In her former life, Emily “Gynomite” Gordon was a couples and family therapist licensed in 2 1/2 states. In this life, she’s a freelance fighter of your emotional woes. Write her at email@example.com- all emails stay confidential. You can also check her out on her weekly column over at Lemondrop. Today, Gynomite takes on gaining insight and making changes, or something like that…
I have this friend who is always making sweeping changes in her life (like deciding she wanted to run a marathon and then dropping it), and is always having all these epiphanies about herself that she calls life changing, but nothing ever really changes. She just gets philosophical for a few days and then is back to normal. I don’t know what question I’m asking, but I’m tired of it. I guess…do I have to put up with it or can I tell her she’s being stupid?
Hrmmm, Since you haven’t really asked a question, there’s not a lot for me to answer, but let me pass on some wisdom that I learned in grad school from an awesome professor: insight does not equal behavior change.
Let me repeat that: insight does not equal behavior change.
That means that you can come to a million brilliant and deep revelations about yourself and why you are the way you are, but insight is only the first step to self improvement, not the end result. People tout self awareness as being the end-all be-all, but it’s entirely too easy to get drunk on self knowledge and think it somehow makes you better than other people. But in truth, epiphanies are nearly pointless without the change that they should be inspiring. Just being aware of your flaws and challenges doesn’t make them disappear.
Real change comes not in huge all or nothing events, but rather in small, quiet alterations in your thoughts and behaviors. It comes in daily consistence rather than one big day of change and then trying desperately to keep up.

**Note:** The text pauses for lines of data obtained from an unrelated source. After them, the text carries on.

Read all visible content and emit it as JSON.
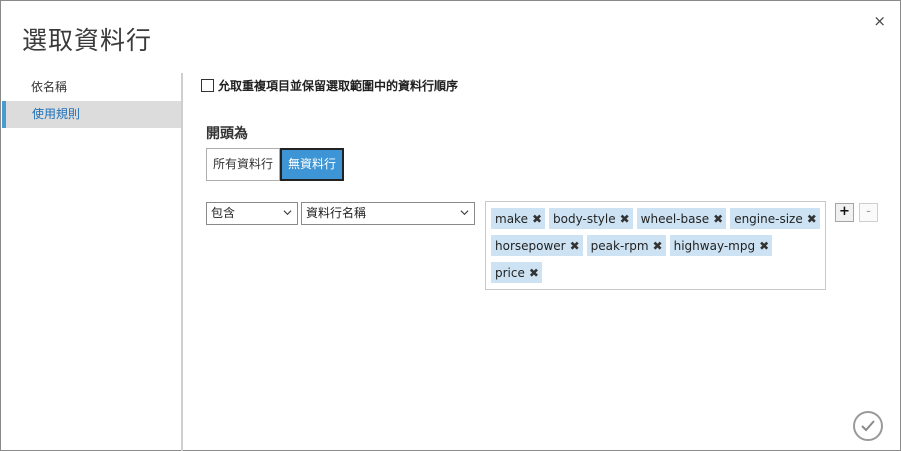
{
  "dialog": {
    "title": "選取資料行",
    "close_glyph": "×"
  },
  "sidebar": {
    "items": [
      {
        "label": "依名稱",
        "active": false
      },
      {
        "label": "使用規則",
        "active": true
      }
    ]
  },
  "options": {
    "allow_duplicates_label": "允取重複項目並保留選取範圍中的資料行順序",
    "allow_duplicates_checked": false
  },
  "begin_with": {
    "title": "開頭為",
    "buttons": [
      {
        "label": "所有資料行",
        "selected": false
      },
      {
        "label": "無資料行",
        "selected": true
      }
    ]
  },
  "rule": {
    "operator": "包含",
    "field": "資料行名稱",
    "tag_rows": [
      [
        "make",
        "body-style",
        "wheel-base",
        "engine-size"
      ],
      [
        "horsepower",
        "peak-rpm",
        "highway-mpg"
      ],
      [
        "price"
      ]
    ],
    "remove_glyph": "✖",
    "add_label": "+",
    "remove_label": "-"
  },
  "colors": {
    "accent": "#3e95d6",
    "tag_bg": "#cde3f3",
    "nav_active_text": "#1f70b8"
  },
  "icons": {
    "close": "close-icon",
    "chevron": "chevron-down-icon",
    "ok": "checkmark-icon"
  }
}
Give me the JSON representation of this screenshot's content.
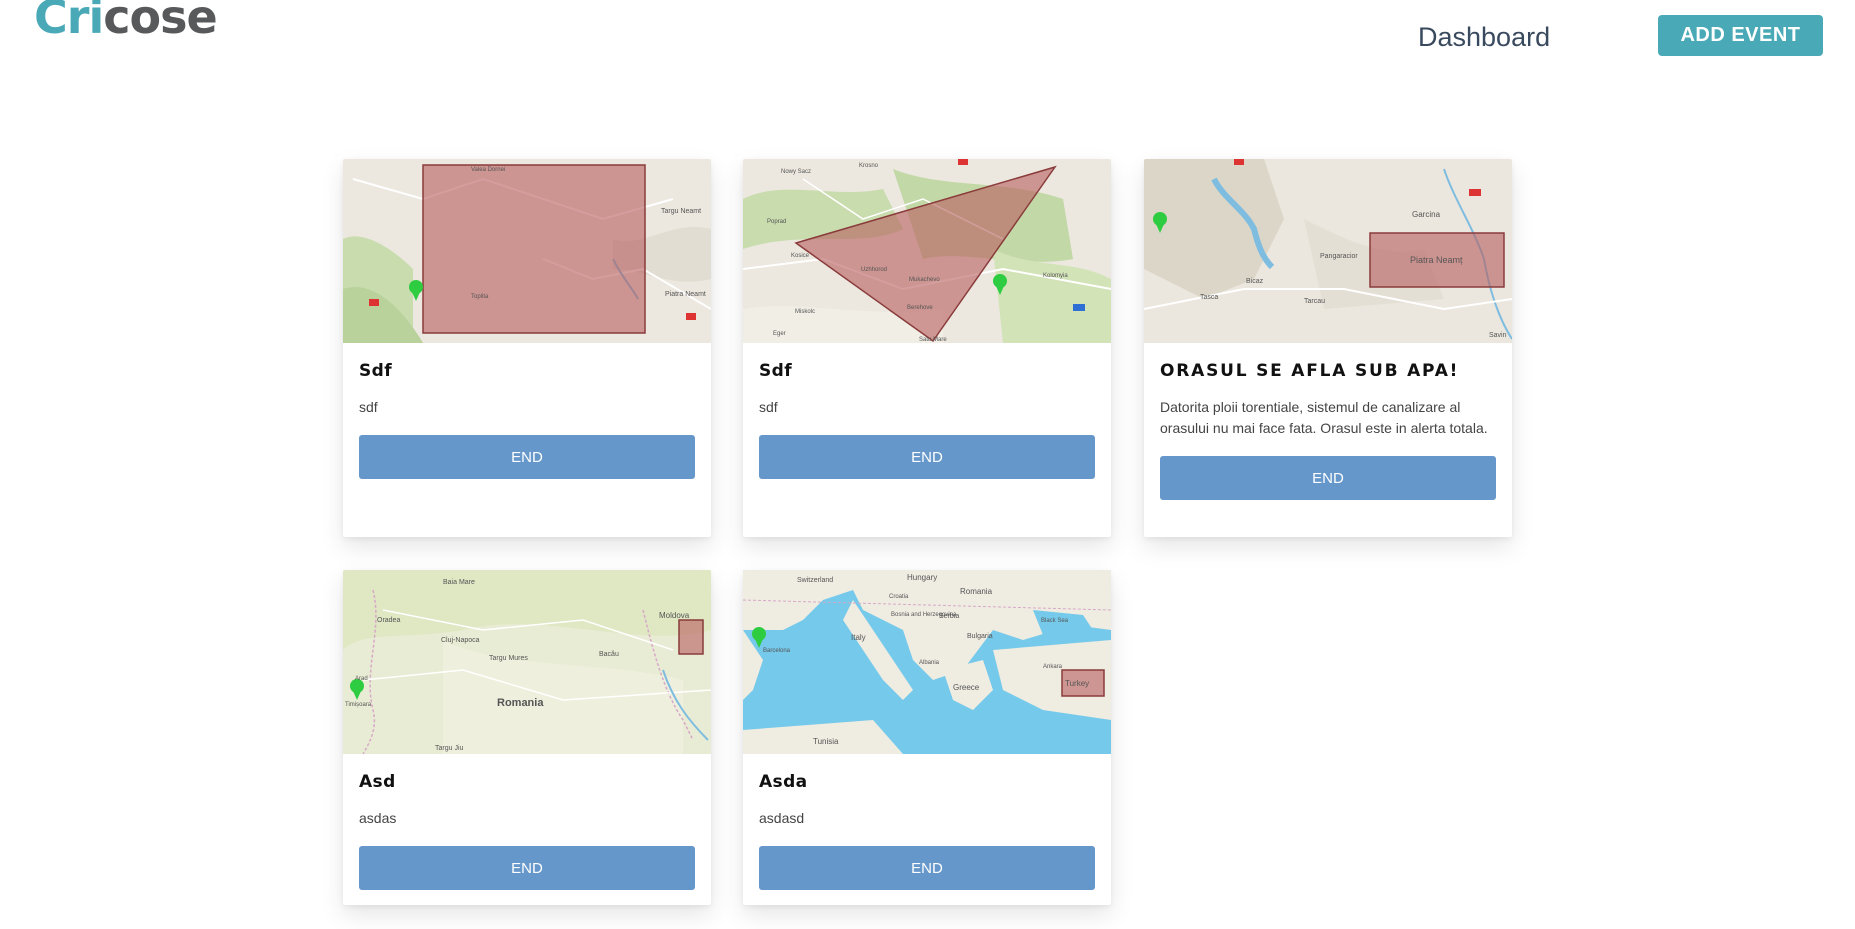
{
  "brand": {
    "part1": "Cri",
    "part2": "cose"
  },
  "nav": {
    "dashboard": "Dashboard",
    "add_event": "ADD EVENT"
  },
  "events": [
    {
      "title": "Sdf",
      "description": "sdf",
      "end_label": "END",
      "map_labels": [
        "Valea Dornei",
        "Targu Neamt",
        "Toplita",
        "Piatra Neamt"
      ]
    },
    {
      "title": "Sdf",
      "description": "sdf",
      "end_label": "END",
      "map_labels": [
        "Krosno",
        "Nowy Sacz",
        "Poprad",
        "Kosice",
        "Uzhhorod",
        "Mukachevo",
        "Berehove",
        "Miskolc",
        "Kolomyia",
        "Satu Mare",
        "Eger"
      ]
    },
    {
      "title": "ORASUL SE AFLA SUB APA!",
      "description": "Datorita ploii torentiale, sistemul de canalizare al orasului nu mai face fata. Orasul este in alerta totala.",
      "end_label": "END",
      "map_labels": [
        "Garcina",
        "Pangaracior",
        "Bicaz",
        "Piatra Neamț",
        "Tarcau",
        "Tasca",
        "Savin"
      ]
    },
    {
      "title": "Asd",
      "description": "asdas",
      "end_label": "END",
      "map_labels": [
        "Baia Mare",
        "Oradea",
        "Cluj-Napoca",
        "Targu Mures",
        "Bacău",
        "Moldova",
        "Romania",
        "Timișoara",
        "Arad",
        "Targu Jiu"
      ]
    },
    {
      "title": "Asda",
      "description": "asdasd",
      "end_label": "END",
      "map_labels": [
        "Switzerland",
        "Hungary",
        "Romania",
        "Croatia",
        "Bosnia and Herzegovina",
        "Serbia",
        "Bulgaria",
        "Italy",
        "Albania",
        "Greece",
        "Turkey",
        "Tunisia",
        "Black Sea",
        "Ankara",
        "Barcelona"
      ]
    }
  ]
}
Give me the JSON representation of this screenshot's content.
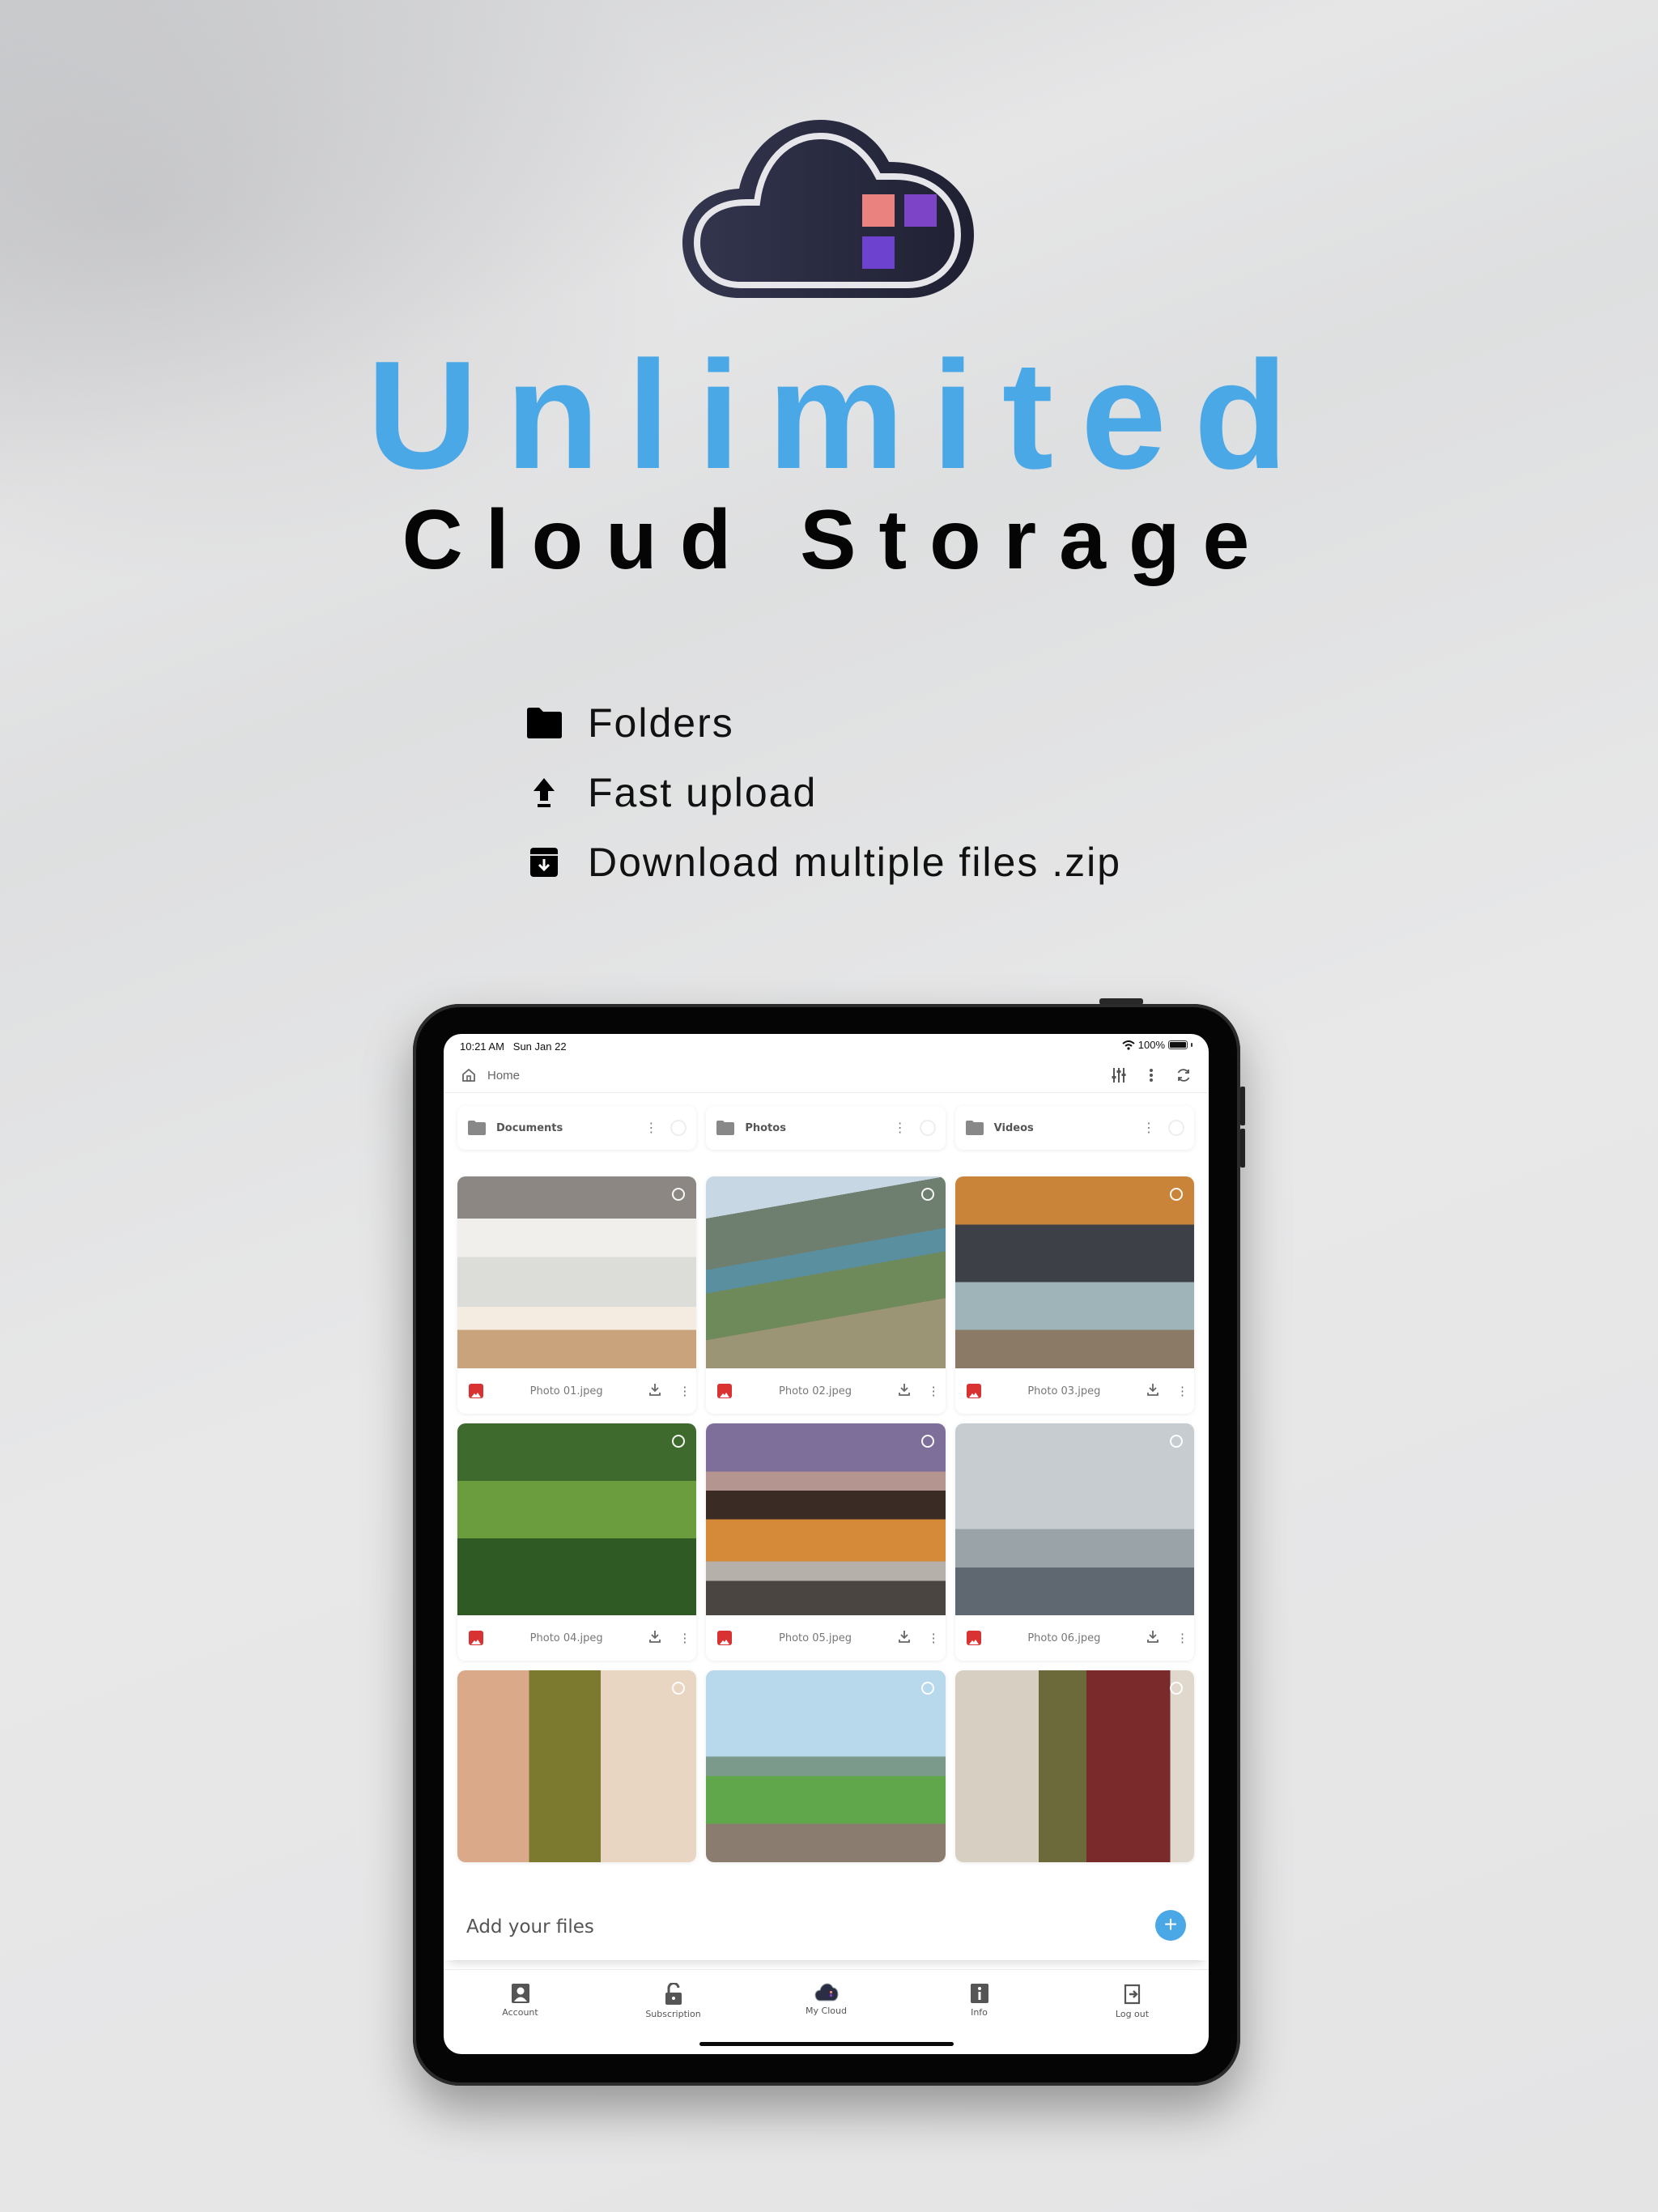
{
  "promo": {
    "headline": "Unlimited",
    "subheadline": "Cloud Storage",
    "logo_colors": {
      "cloud": "#2b2d44",
      "outline": "#e6e6ea",
      "square_1": "#ea8380",
      "square_2": "#7e44c8",
      "square_3": "#6d42cf"
    },
    "accent_color": "#4aa8e6",
    "features": [
      {
        "icon": "folder-icon",
        "label": "Folders"
      },
      {
        "icon": "upload-icon",
        "label": "Fast upload"
      },
      {
        "icon": "archive-download-icon",
        "label": "Download multiple files .zip"
      }
    ]
  },
  "device": {
    "status_bar": {
      "time": "10:21 AM",
      "date": "Sun Jan 22",
      "battery": "100%"
    },
    "topbar": {
      "breadcrumb": "Home",
      "actions": [
        "sort-filter-icon",
        "more-vertical-icon",
        "refresh-icon"
      ]
    },
    "folders": [
      {
        "name": "Documents"
      },
      {
        "name": "Photos"
      },
      {
        "name": "Videos"
      }
    ],
    "files": [
      {
        "name": "Photo 01.jpeg",
        "type": "image"
      },
      {
        "name": "Photo 02.jpeg",
        "type": "image"
      },
      {
        "name": "Photo 03.jpeg",
        "type": "image"
      },
      {
        "name": "Photo 04.jpeg",
        "type": "image"
      },
      {
        "name": "Photo 05.jpeg",
        "type": "image"
      },
      {
        "name": "Photo 06.jpeg",
        "type": "image"
      },
      {
        "name": "",
        "type": "image"
      },
      {
        "name": "",
        "type": "image"
      },
      {
        "name": "",
        "type": "image"
      }
    ],
    "add_bar": {
      "label": "Add your files",
      "button": "+"
    },
    "tabs": [
      {
        "label": "Account",
        "icon": "account-icon"
      },
      {
        "label": "Subscription",
        "icon": "unlock-icon"
      },
      {
        "label": "My Cloud",
        "icon": "cloud-logo-icon",
        "active": true
      },
      {
        "label": "Info",
        "icon": "info-icon"
      },
      {
        "label": "Log out",
        "icon": "logout-icon"
      }
    ]
  }
}
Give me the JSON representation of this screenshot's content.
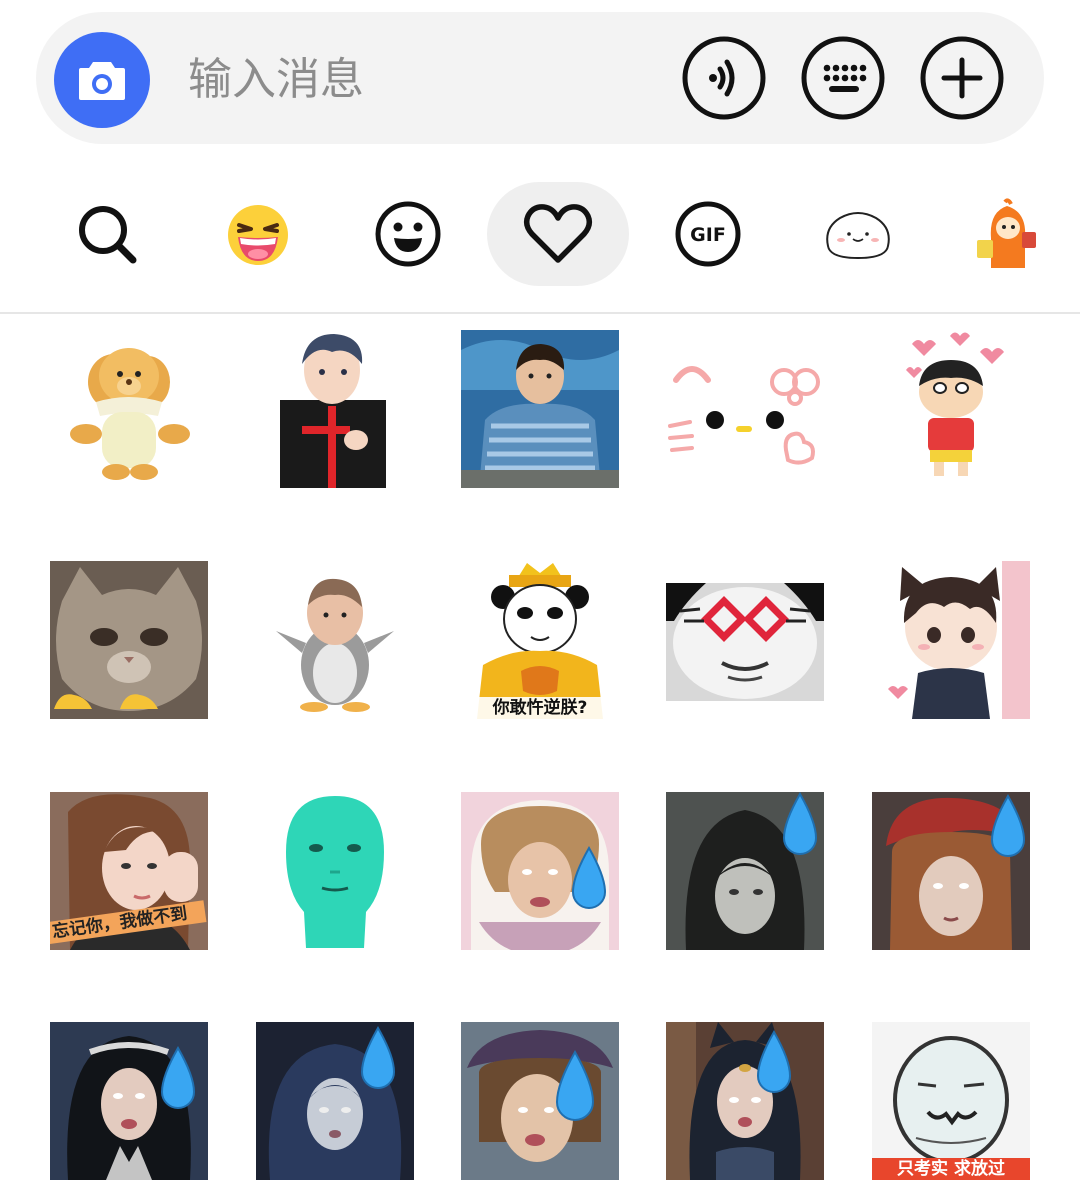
{
  "input_bar": {
    "placeholder": "输入消息",
    "icons": [
      "camera-icon",
      "voice-icon",
      "keyboard-icon",
      "plus-icon"
    ],
    "camera_color": "#3f6ef5"
  },
  "tabs": [
    {
      "name": "search",
      "icon": "search-icon"
    },
    {
      "name": "laughing-emoji",
      "icon": "laughing-face-icon"
    },
    {
      "name": "emoji",
      "icon": "smiley-icon"
    },
    {
      "name": "favorites",
      "icon": "heart-icon",
      "selected": true
    },
    {
      "name": "gif",
      "icon": "gif-icon",
      "label": "GIF"
    },
    {
      "name": "bun-stickers",
      "icon": "bun-face-icon"
    },
    {
      "name": "character-stickers",
      "icon": "orange-character-icon"
    }
  ],
  "stickers": [
    {
      "name": "puppy-plush"
    },
    {
      "name": "anime-boy"
    },
    {
      "name": "boy-striped-shirt"
    },
    {
      "name": "cute-cat-face"
    },
    {
      "name": "crayon-shin-chan"
    },
    {
      "name": "cat-closeup"
    },
    {
      "name": "penguin-face"
    },
    {
      "name": "panda-emperor",
      "caption": "你敢忤逆朕?"
    },
    {
      "name": "panda-glasses"
    },
    {
      "name": "chibi-catboy"
    },
    {
      "name": "girl-photo",
      "caption": "忘记你，我做不到"
    },
    {
      "name": "green-head"
    },
    {
      "name": "maid-sweat"
    },
    {
      "name": "hooded-sweat"
    },
    {
      "name": "red-beret-sweat"
    },
    {
      "name": "dark-hair-sweat"
    },
    {
      "name": "blue-hair-sweat"
    },
    {
      "name": "hat-sweat"
    },
    {
      "name": "hooded-ears-sweat"
    },
    {
      "name": "sketch-face",
      "caption": "只考实 求放过"
    }
  ]
}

Your friend may keep dropping out of her marathons and such because the bar is set too high, so she’s destined to fail over and over. If you’re her friend and you are tired of it, perhaps suggest, kindly, that she take small steps to change rather than setting herself up for failure. But that’s up to you. If you don’t want to do that, then you are relegated to being there for her as she needlessly disappoints herself again and again.